The subsequent chapter deals with the key challenges faced by the Afghan economy from the issue of dependence on foreign aid, unravelling the relationship between the state and the entrepreneurs, challenges faced by the Afghan agriculture in an environment where opium cultivation is hugely profitable to the issue where Afghanistan’s economic developments fit into the wider world economy. Though the authors have deeply elaborated on these challenges faced by the Afghan economy, the have also highlighted the most encountered myth in the last four decades, which claims that the Afghan economy has collapsed. The authors have contradicted this myth by considering the bulk of Afghan population residing inside the country who has been surviving not on the strength of foreign aid or state policy but on the circular flow of income that might have been flawed but has proved capable of fulfilling the daily needs of millions of people.
The next chapter deals with Afghanistan’s international relations and why Afghanistan’s place is important in the world and how it can utilise its significance strategically for its own purposes. Through the facts presented by the authors it is evident how Afghanistan’s neighbourhood comprising of India, Pakistan and Iran and broadly Russia and China and to a greater distance United States has limited the aspirations of Afghanistan, majorly due to the complex relationship that it shares with these countries. Hope for a better future for Afghanistan has been expressed by the writers as they emphasize the positive role that globalization has played and the opportunities it has created for Afghans which they never previously enjoyed. The text concludes with a hope for a better future for the country which can largely be shaped by the globalized generation of younger Afghans with a very different approach to see the world as compared to their elder generations as they have the ability to rage against the dying of the light as rightly said by Dylan Thomas. The active involvement of the younger Afghans can offer this war-torn country, an escape route from decades of sorrow and misery.

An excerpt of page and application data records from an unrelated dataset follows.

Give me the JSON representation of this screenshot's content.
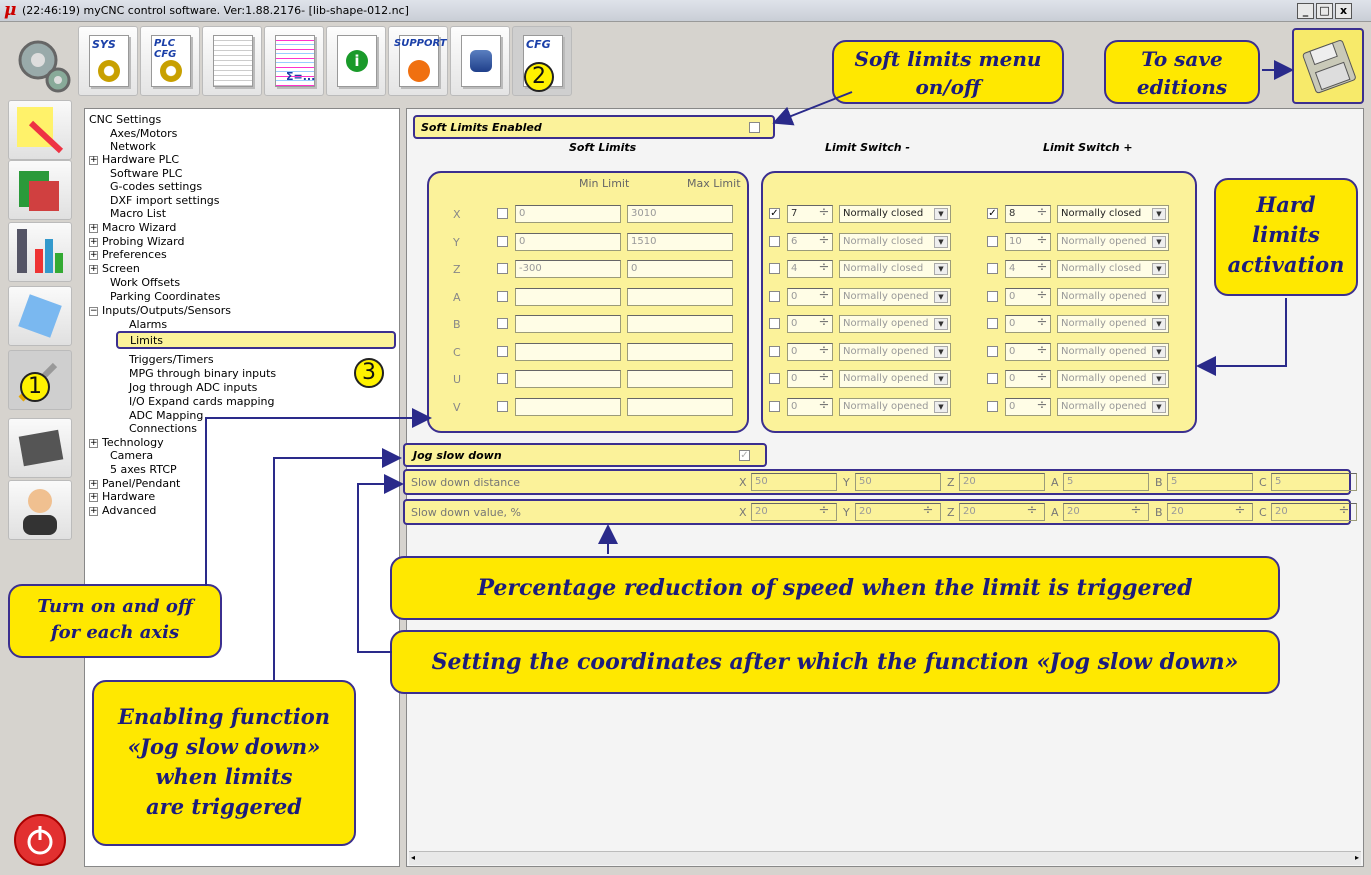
{
  "window": {
    "title": "(22:46:19)  myCNC control software. Ver:1.88.2176-   [lib-shape-012.nc]",
    "buttons": [
      "_",
      "□",
      "x"
    ]
  },
  "toolbar": {
    "sys": "SYS",
    "plc": "PLC\nCFG",
    "support": "SUPPORT",
    "cfg": "CFG",
    "sum": "Σ=..."
  },
  "badges": {
    "one": "1",
    "two": "2",
    "three": "3"
  },
  "tree": {
    "root": "CNC Settings",
    "items": [
      "Axes/Motors",
      "Network",
      "Hardware PLC",
      "Software PLC",
      "G-codes settings",
      "DXF import settings",
      "Macro List",
      "Macro Wizard",
      "Probing Wizard",
      "Preferences",
      "Screen",
      "Work Offsets",
      "Parking Coordinates",
      "Inputs/Outputs/Sensors"
    ],
    "sub_items": [
      "Alarms",
      "Limits",
      "Triggers/Timers",
      "MPG through binary inputs",
      "Jog through ADC inputs",
      "I/O Expand cards mapping",
      "ADC Mapping",
      "Connections"
    ],
    "after": [
      "Technology",
      "Camera",
      "5 axes RTCP",
      "Panel/Pendant",
      "Hardware",
      "Advanced"
    ]
  },
  "soft_limits": {
    "enabled_label": "Soft Limits Enabled",
    "col_soft": "Soft Limits",
    "col_minus": "Limit Switch -",
    "col_plus": "Limit Switch +",
    "min_label": "Min Limit",
    "max_label": "Max Limit"
  },
  "axes": [
    {
      "name": "X",
      "min": "0",
      "max": "3010",
      "sw_minus_on": true,
      "sw_minus": "7",
      "mode_minus": "Normally closed",
      "sw_plus_on": true,
      "sw_plus": "8",
      "mode_plus": "Normally closed"
    },
    {
      "name": "Y",
      "min": "0",
      "max": "1510",
      "sw_minus_on": false,
      "sw_minus": "6",
      "mode_minus": "Normally closed",
      "sw_plus_on": false,
      "sw_plus": "10",
      "mode_plus": "Normally opened"
    },
    {
      "name": "Z",
      "min": "-300",
      "max": "0",
      "sw_minus_on": false,
      "sw_minus": "4",
      "mode_minus": "Normally closed",
      "sw_plus_on": false,
      "sw_plus": "4",
      "mode_plus": "Normally closed"
    },
    {
      "name": "A",
      "min": "",
      "max": "",
      "sw_minus_on": false,
      "sw_minus": "0",
      "mode_minus": "Normally opened",
      "sw_plus_on": false,
      "sw_plus": "0",
      "mode_plus": "Normally opened"
    },
    {
      "name": "B",
      "min": "",
      "max": "",
      "sw_minus_on": false,
      "sw_minus": "0",
      "mode_minus": "Normally opened",
      "sw_plus_on": false,
      "sw_plus": "0",
      "mode_plus": "Normally opened"
    },
    {
      "name": "C",
      "min": "",
      "max": "",
      "sw_minus_on": false,
      "sw_minus": "0",
      "mode_minus": "Normally opened",
      "sw_plus_on": false,
      "sw_plus": "0",
      "mode_plus": "Normally opened"
    },
    {
      "name": "U",
      "min": "",
      "max": "",
      "sw_minus_on": false,
      "sw_minus": "0",
      "mode_minus": "Normally opened",
      "sw_plus_on": false,
      "sw_plus": "0",
      "mode_plus": "Normally opened"
    },
    {
      "name": "V",
      "min": "",
      "max": "",
      "sw_minus_on": false,
      "sw_minus": "0",
      "mode_minus": "Normally opened",
      "sw_plus_on": false,
      "sw_plus": "0",
      "mode_plus": "Normally opened"
    }
  ],
  "jog": {
    "label": "Jog slow down",
    "checked": true,
    "distance_label": "Slow down distance",
    "distance": [
      {
        "axis": "X",
        "v": "50"
      },
      {
        "axis": "Y",
        "v": "50"
      },
      {
        "axis": "Z",
        "v": "20"
      },
      {
        "axis": "A",
        "v": "5"
      },
      {
        "axis": "B",
        "v": "5"
      },
      {
        "axis": "C",
        "v": "5"
      }
    ],
    "value_label": "Slow down value, %",
    "value": [
      {
        "axis": "X",
        "v": "20"
      },
      {
        "axis": "Y",
        "v": "20"
      },
      {
        "axis": "Z",
        "v": "20"
      },
      {
        "axis": "A",
        "v": "20"
      },
      {
        "axis": "B",
        "v": "20"
      },
      {
        "axis": "C",
        "v": "20"
      }
    ]
  },
  "callouts": {
    "soft_menu": "Soft limits menu\non/off",
    "to_save": "To save\neditions",
    "hard_limits": "Hard\nlimits\nactivation",
    "percentage": "Percentage reduction of speed when the limit is triggered",
    "coords": "Setting the coordinates after which the function «Jog slow down»",
    "turn_on": "Turn on and off\nfor each axis",
    "enabling": "Enabling function\n«Jog slow down»\nwhen limits\nare triggered"
  },
  "colors": {
    "callout_fill": "#ffe800",
    "callout_border": "#3b2f8f",
    "callout_text": "#1c1c7c",
    "group_fill": "#fbf29a"
  }
}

Overall, this book is a significant text in the light of the ongoing U.S. withdrawal and in predicting the subsequent future developments in the war-torn Afghanistan once the termination is complete. The book provides a complete backdrop of Afghanistan behind its state formation to its present-day character of a rentier state. The text also enables the readers to have a broader perspective in analysing the picture of Afghanistan and to come up with more holistic predictions and suggestions for a more stable and peaceful Afghan administration mandated by the will of its people.